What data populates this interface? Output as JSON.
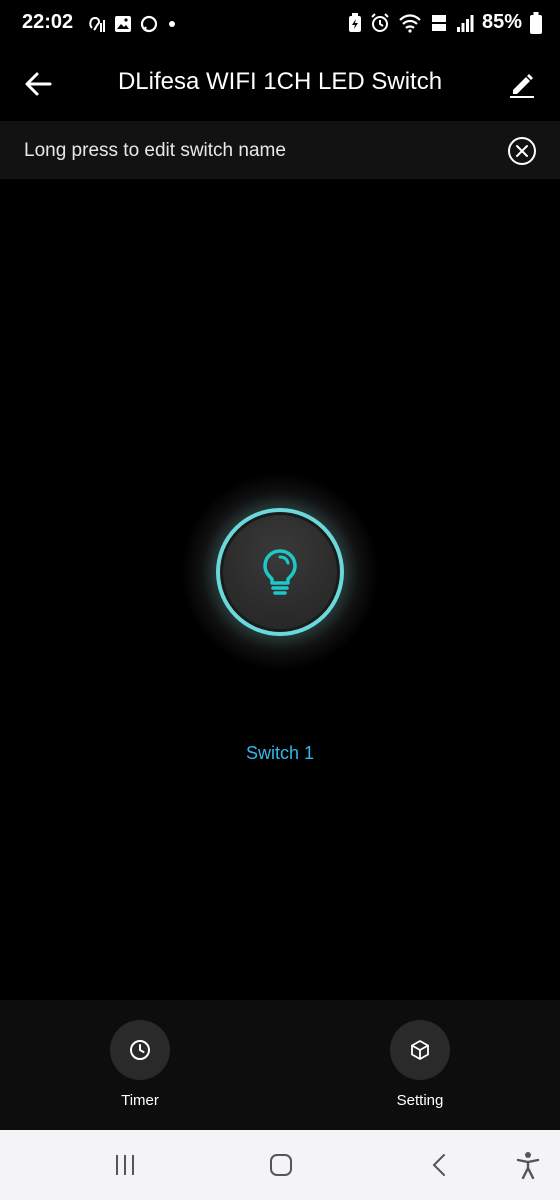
{
  "status_bar": {
    "time": "22:02",
    "battery_percent": "85%"
  },
  "app_bar": {
    "title": "DLifesa WIFI 1CH LED Switch"
  },
  "hint": {
    "text": "Long press to edit switch name"
  },
  "switch": {
    "label": "Switch 1",
    "state": "on",
    "accent_color": "#6ad9dc",
    "icon": "lightbulb-icon"
  },
  "bottom_bar": {
    "timer_label": "Timer",
    "setting_label": "Setting"
  },
  "colors": {
    "background": "#000000",
    "switch_label": "#33b8e8",
    "nav_bar": "#f4f4f6"
  }
}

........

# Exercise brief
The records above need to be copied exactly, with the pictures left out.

# Final answer
What data populates this interface? Output as JSON.
{
  "status_bar": {
    "time": "22:02",
    "battery_percent": "85%"
  },
  "app_bar": {
    "title": "DLifesa WIFI 1CH LED Switch"
  },
  "hint": {
    "text": "Long press to edit switch name"
  },
  "switch": {
    "label": "Switch 1",
    "state": "on",
    "accent_color": "#6ad9dc",
    "icon": "lightbulb-icon"
  },
  "bottom_bar": {
    "timer_label": "Timer",
    "setting_label": "Setting"
  },
  "colors": {
    "background": "#000000",
    "switch_label": "#33b8e8",
    "nav_bar": "#f4f4f6"
  }
}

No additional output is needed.